Cargill just became the latest Minnesota company to expand in another state

Cargill, a Minnesota-based company just announced that it is opening an office hub in Atlanta, Georgia. The company will create 400 jobs there. Speaking of the move, the board chair and CEO of Cargill had the following to say.

Georgia and Atlanta are welcoming, business-friendly environments that provide an ideal backdrop for Cargill’s investment in technology and innovation…

Certainly, out-of-state businesses come to Minnesota all the time. So, a Minnesota company opening an office in another state is nothing to be alarmed about.

It is concerning, however, that this is becoming a common occurrence. Not only does Minnesota have one of the lowest rates of business creation, but businesses already established here are choosing the expand in other states as well. Cargill is not the first Minnesota headquarters company to choose to expand in other states, nor (as it seems) will it be the last.

A concerning trend

Since last year, for example, the Minnesota Chamber of Commerce has produced a report tracking business investments and expansions in Minnesota. In their most recent release, the Chamber noted that in 2023 Minnesota did see an overall increase in business business expansion activity.

However, as their 2023 report showed, Minnesota still trailed other states in the Midwest and the rest of the country in attracting business expansion. Additionally, Minnesota is losing more investments than it is attracting.

Specifically, the report found that

Minnesota ranked 8th among the 12 states in the Midwest in total project activity from 2018-2023, and consistently ranks between 8th to 12th in projects per capita within the

Compared to the rest of the country,

From 2018-2023, Minnesota-based companies invested in 355 projects in locations outside the state, resulting in an estimated $17.5 billion in capital expenditures and 31,255 jobs created. In comparison, Minnesota received 210 projects from out-of-state companies, totaling $12.7 billion and 20,914 jobs created locally. This shows continued net deficits in incoming and outgoing business investments.

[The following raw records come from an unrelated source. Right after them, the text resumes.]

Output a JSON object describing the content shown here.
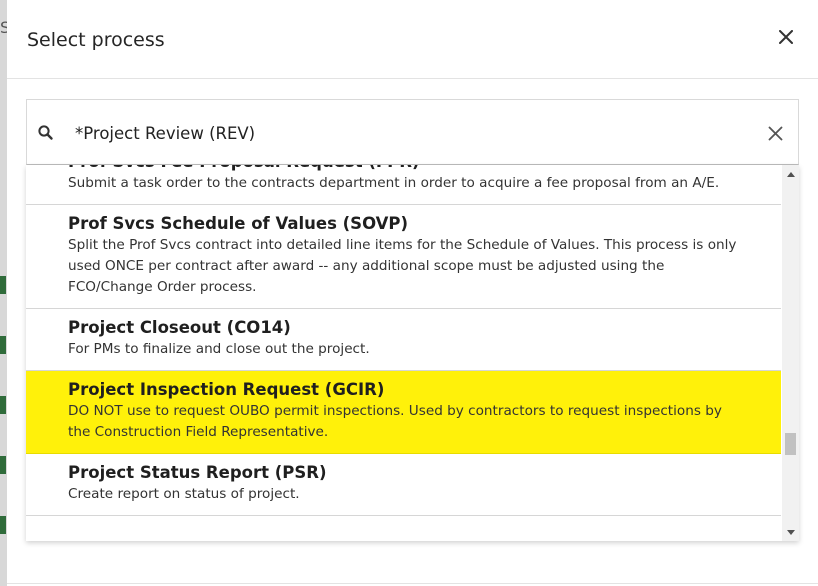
{
  "dialog": {
    "title": "Select process",
    "close_icon": "close-icon"
  },
  "search": {
    "value": "*Project Review (REV)",
    "search_icon": "search-icon",
    "clear_icon": "clear-icon"
  },
  "processes": [
    {
      "title": "Prof Svcs Fee Proposal Request (FPR)",
      "description": "Submit a task order to the contracts department in order to acquire a fee proposal from an A/E.",
      "highlighted": false
    },
    {
      "title": "Prof Svcs Schedule of Values (SOVP)",
      "description": "Split the Prof Svcs contract into detailed line items for the Schedule of Values. This process is only used ONCE per contract after award -- any additional scope must be adjusted using the FCO/Change Order process.",
      "highlighted": false
    },
    {
      "title": "Project Closeout (CO14)",
      "description": "For PMs to finalize and close out the project.",
      "highlighted": false
    },
    {
      "title": "Project Inspection Request (GCIR)",
      "description": "DO NOT use to request OUBO permit inspections. Used by contractors to request inspections by the Construction Field Representative.",
      "highlighted": true
    },
    {
      "title": "Project Status Report (PSR)",
      "description": "Create report on status of project.",
      "highlighted": false
    }
  ],
  "colors": {
    "highlight": "#fff10a",
    "background_accent": "#2f6b3a"
  }
}
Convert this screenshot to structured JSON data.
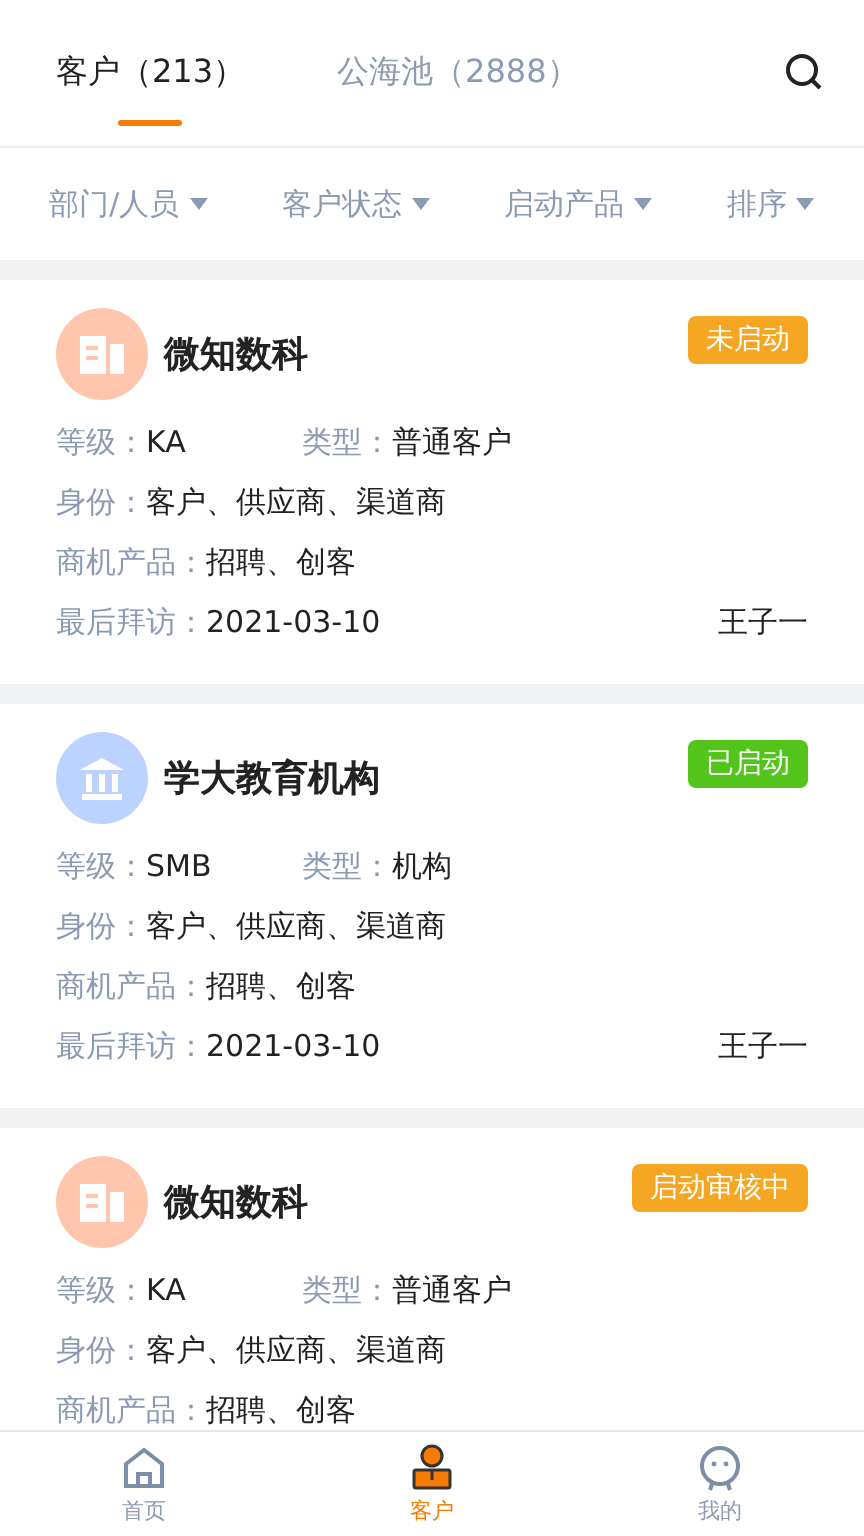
{
  "tabs": [
    {
      "label": "客户（213）",
      "selected": true
    },
    {
      "label": "公海池（2888）",
      "selected": false
    }
  ],
  "filters": [
    "部门/人员",
    "客户状态",
    "启动产品",
    "排序"
  ],
  "customers": [
    {
      "name": "微知数科",
      "avatar": {
        "kind": "company"
      },
      "status": {
        "label": "未启动",
        "color": "#f5a623"
      },
      "level_label": "等级：",
      "level": "KA",
      "type_label": "类型：",
      "type": "普通客户",
      "role_label": "身份：",
      "role": "客户、供应商、渠道商",
      "product_label": "商机产品：",
      "product": "招聘、创客",
      "visit_label": "最后拜访：",
      "visit": "2021-03-10",
      "owner": "王子一"
    },
    {
      "name": "学大教育机构",
      "avatar": {
        "kind": "institution"
      },
      "status": {
        "label": "已启动",
        "color": "#52c41a"
      },
      "level_label": "等级：",
      "level": "SMB",
      "type_label": "类型：",
      "type": "机构",
      "role_label": "身份：",
      "role": "客户、供应商、渠道商",
      "product_label": "商机产品：",
      "product": "招聘、创客",
      "visit_label": "最后拜访：",
      "visit": "2021-03-10",
      "owner": "王子一"
    },
    {
      "name": "微知数科",
      "avatar": {
        "kind": "company"
      },
      "status": {
        "label": "启动审核中",
        "color": "#f5a623"
      },
      "level_label": "等级：",
      "level": "KA",
      "type_label": "类型：",
      "type": "普通客户",
      "role_label": "身份：",
      "role": "客户、供应商、渠道商",
      "product_label": "商机产品：",
      "product": "招聘、创客"
    }
  ],
  "nav": [
    {
      "label": "首页",
      "kind": "home",
      "selected": false
    },
    {
      "label": "客户",
      "kind": "customer",
      "selected": true
    },
    {
      "label": "我的",
      "kind": "profile",
      "selected": false
    }
  ]
}
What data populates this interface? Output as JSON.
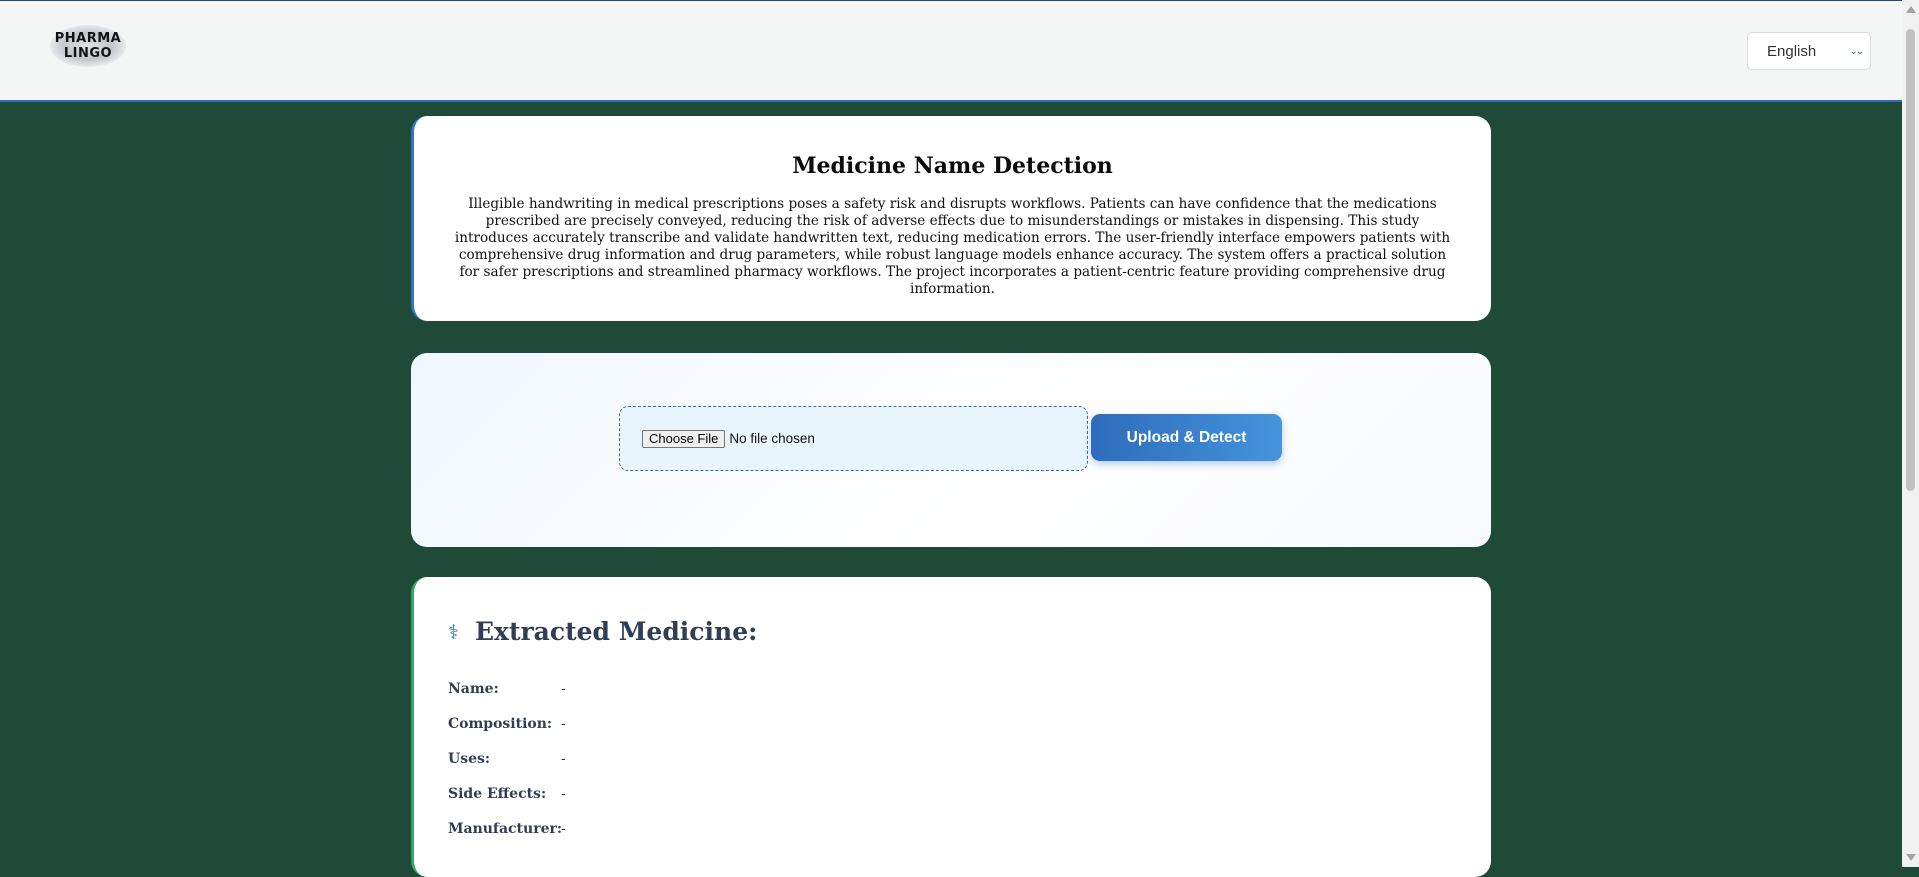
{
  "header": {
    "logo_line1": "PHARMA",
    "logo_line2": "LINGO",
    "language_selected": "English"
  },
  "about": {
    "title": "Medicine Name Detection",
    "description": "Illegible handwriting in medical prescriptions poses a safety risk and disrupts workflows. Patients can have confidence that the medications prescribed are precisely conveyed, reducing the risk of adverse effects due to misunderstandings or mistakes in dispensing. This study introduces accurately transcribe and validate handwritten text, reducing medication errors. The user-friendly interface empowers patients with comprehensive drug information and drug parameters, while robust language models enhance accuracy. The system offers a practical solution for safer prescriptions and streamlined pharmacy workflows. The project incorporates a patient-centric feature providing comprehensive drug information."
  },
  "upload": {
    "choose_file_label": "Choose File",
    "file_status": "No file chosen",
    "submit_label": "Upload & Detect"
  },
  "result": {
    "icon": "caduceus-icon",
    "title": "Extracted Medicine:",
    "fields": [
      {
        "label": "Name:",
        "value": "-"
      },
      {
        "label": "Composition:",
        "value": "-"
      },
      {
        "label": "Uses:",
        "value": "-"
      },
      {
        "label": "Side Effects:",
        "value": "-"
      },
      {
        "label": "Manufacturer:",
        "value": "-"
      }
    ]
  },
  "colors": {
    "page_background": "#1e4a37",
    "accent_blue": "#2d6fbf",
    "accent_green": "#2fa965"
  }
}
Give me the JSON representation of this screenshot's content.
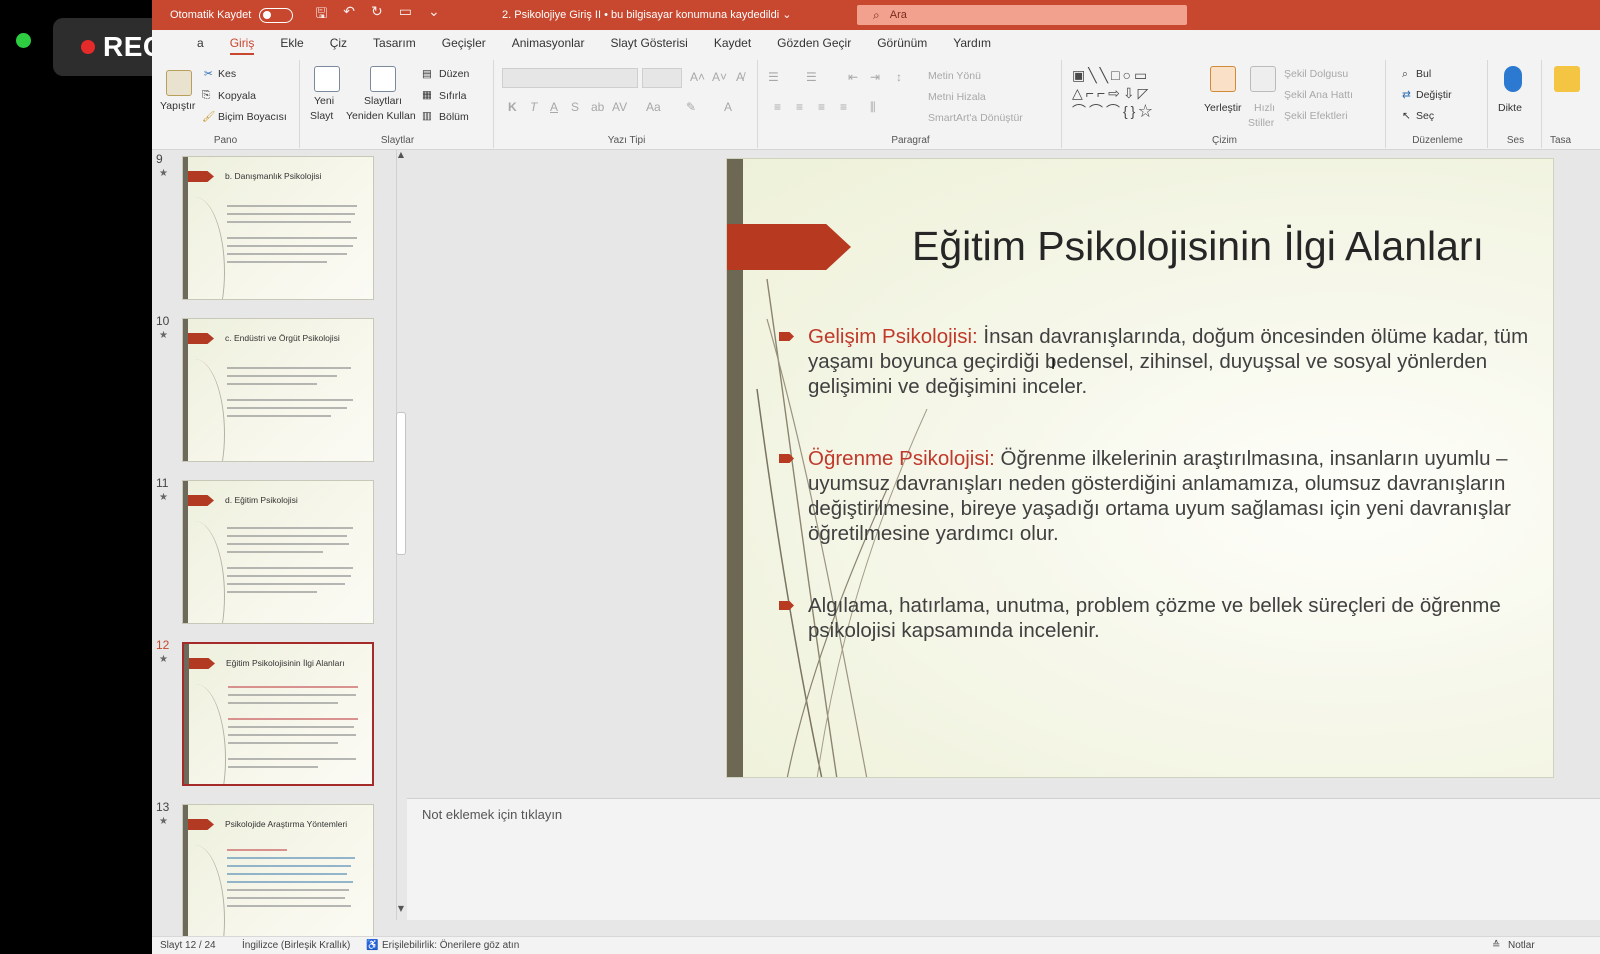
{
  "recorder": {
    "label": "REC"
  },
  "titlebar": {
    "autosave_label": "Otomatik Kaydet",
    "document_title": "2. Psikolojiye Giriş II  •  bu bilgisayar konumuna kaydedildi",
    "search_placeholder": "Ara"
  },
  "menu": {
    "tabs": [
      "a",
      "Giriş",
      "Ekle",
      "Çiz",
      "Tasarım",
      "Geçişler",
      "Animasyonlar",
      "Slayt Gösterisi",
      "Kaydet",
      "Gözden Geçir",
      "Görünüm",
      "Yardım"
    ],
    "active": "Giriş"
  },
  "ribbon": {
    "pano": {
      "label": "Pano",
      "paste": "Yapıştır",
      "cut": "Kes",
      "copy": "Kopyala",
      "format_painter": "Biçim Boyacısı"
    },
    "slaytlar": {
      "label": "Slaytlar",
      "new_slide_1": "Yeni",
      "new_slide_2": "Slayt",
      "reuse_1": "Slaytları",
      "reuse_2": "Yeniden Kullan",
      "layout": "Düzen",
      "reset": "Sıfırla",
      "section": "Bölüm"
    },
    "yazi_tipi": {
      "label": "Yazı Tipi"
    },
    "paragraf": {
      "label": "Paragraf",
      "text_direction": "Metin Yönü",
      "align_text": "Metni Hizala",
      "smartart": "SmartArt'a Dönüştür"
    },
    "cizim": {
      "label": "Çizim",
      "arrange": "Yerleştir",
      "quick_styles_1": "Hızlı",
      "quick_styles_2": "Stiller",
      "shape_fill": "Şekil Dolgusu",
      "shape_outline": "Şekil Ana Hattı",
      "shape_effects": "Şekil Efektleri"
    },
    "duzenleme": {
      "label": "Düzenleme",
      "find": "Bul",
      "replace": "Değiştir",
      "select": "Seç"
    },
    "ses": {
      "label": "Ses",
      "dictate": "Dikte"
    },
    "tasarim": {
      "label": "Tasa"
    }
  },
  "thumbnails": [
    {
      "num": "9",
      "title": "b. Danışmanlık Psikolojisi"
    },
    {
      "num": "10",
      "title": "c. Endüstri ve Örgüt Psikolojisi"
    },
    {
      "num": "11",
      "title": "d. Eğitim Psikolojisi"
    },
    {
      "num": "12",
      "title": "Eğitim Psikolojisinin İlgi Alanları"
    },
    {
      "num": "13",
      "title": "Psikolojide Araştırma Yöntemleri"
    }
  ],
  "slide": {
    "title": "Eğitim Psikolojisinin İlgi Alanları",
    "bullets": [
      {
        "highlight": "Gelişim Psikolojisi:",
        "text": " İnsan davranışlarında, doğum öncesinden ölüme kadar, tüm yaşamı boyunca geçirdiği bedensel, zihinsel, duyuşsal ve sosyal yönlerden gelişimini ve değişimini inceler."
      },
      {
        "highlight": "Öğrenme Psikolojisi:",
        "text": " Öğrenme ilkelerinin araştırılmasına, insanların uyumlu – uyumsuz davranışları neden gösterdiğini anlamamıza, olumsuz davranışların değiştirilmesine, bireye yaşadığı ortama uyum sağlaması için yeni davranışlar öğretilmesine yardımcı olur."
      },
      {
        "highlight": "",
        "text": "Algılama, hatırlama, unutma, problem çözme ve bellek süreçleri de öğrenme psikolojisi kapsamında incelenir."
      }
    ]
  },
  "notes": {
    "placeholder": "Not eklemek için tıklayın"
  },
  "status": {
    "slide_info": "Slayt 12 / 24",
    "language": "İngilizce (Birleşik Krallık)",
    "accessibility": "Erişilebilirlik: Önerilere göz atın",
    "notes_button": "Notlar"
  },
  "colors": {
    "accent": "#c7472f",
    "highlight": "#c0392b",
    "slide_bar": "#6c6854"
  }
}
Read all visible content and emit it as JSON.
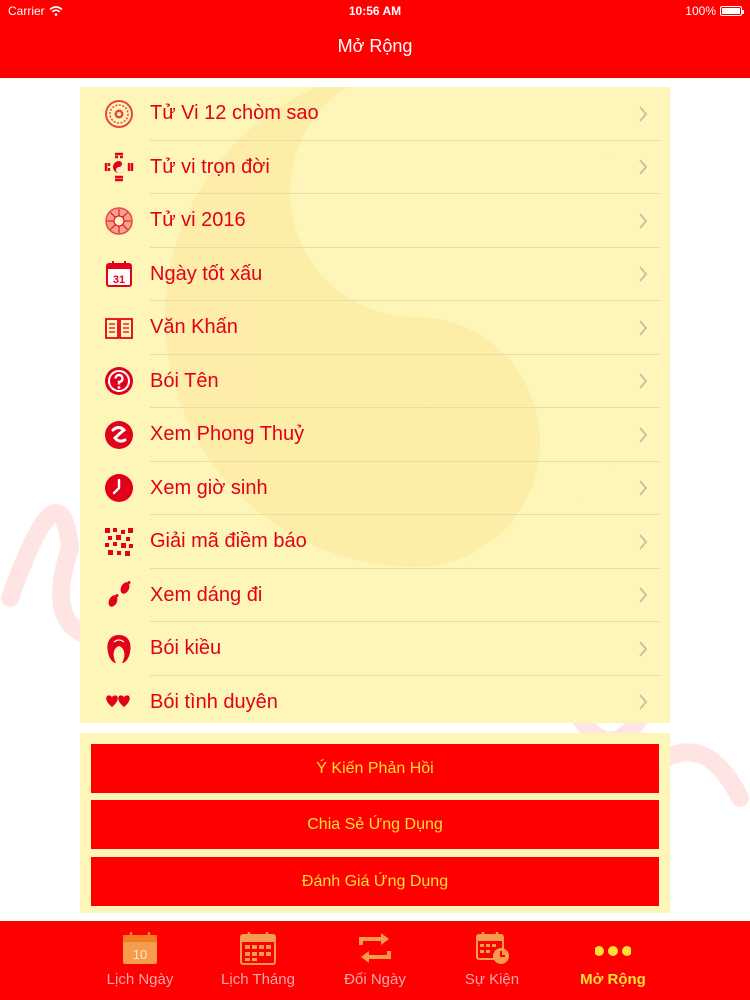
{
  "status_bar": {
    "carrier": "Carrier",
    "time": "10:56 AM",
    "battery": "100%"
  },
  "nav": {
    "title": "Mở Rộng"
  },
  "menu": {
    "items": [
      {
        "label": "Tử Vi 12 chòm sao",
        "icon": "zodiac-wheel-icon"
      },
      {
        "label": "Tử vi trọn đời",
        "icon": "bagua-icon"
      },
      {
        "label": "Tử vi 2016",
        "icon": "astrology-chart-icon"
      },
      {
        "label": "Ngày tốt xấu",
        "icon": "calendar-31-icon"
      },
      {
        "label": "Văn Khấn",
        "icon": "open-book-icon"
      },
      {
        "label": "Bói Tên",
        "icon": "question-circle-icon"
      },
      {
        "label": "Xem Phong Thuỷ",
        "icon": "yin-yang-icon"
      },
      {
        "label": "Xem giờ sinh",
        "icon": "clock-icon"
      },
      {
        "label": "Giải mã điềm báo",
        "icon": "qr-pattern-icon"
      },
      {
        "label": "Xem dáng đi",
        "icon": "footprints-icon"
      },
      {
        "label": "Bói kiều",
        "icon": "hair-icon"
      },
      {
        "label": "Bói tình duyên",
        "icon": "hearts-icon"
      }
    ]
  },
  "actions": {
    "feedback": "Ý Kiến Phản Hồi",
    "share": "Chia Sẻ Ứng Dụng",
    "rate": "Đánh Giá Ứng Dụng"
  },
  "tabs": [
    {
      "label": "Lịch Ngày",
      "icon": "day-calendar-icon",
      "badge": "10"
    },
    {
      "label": "Lịch Tháng",
      "icon": "month-calendar-icon"
    },
    {
      "label": "Đổi Ngày",
      "icon": "swap-arrows-icon"
    },
    {
      "label": "Sự Kiện",
      "icon": "event-calendar-icon"
    },
    {
      "label": "Mở Rộng",
      "icon": "more-dots-icon"
    }
  ],
  "active_tab": "Mở Rộng",
  "colors": {
    "primary_red": "#ff0000",
    "accent_yellow": "#ffe033",
    "panel_bg": "#fef6b8",
    "text_red": "#e2001a"
  }
}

High taxes and stringent regulations to blame

Demographic factors aside, Minnesota’s high taxes and stringent regulations are a big barrier to expansion. One survey respondent said, for instance,

Increasing regulations and governmentmandated programs — high costs and reduced
flexibility to meet the needs of our team members. High tax costs compared to the
other states we operate in. Due to regulations, mandated programs and taxes, it is easier and more economical to expand in other states

Unfortunately, this will only get worse after all the mandates that were passed in the 2024 legislative session.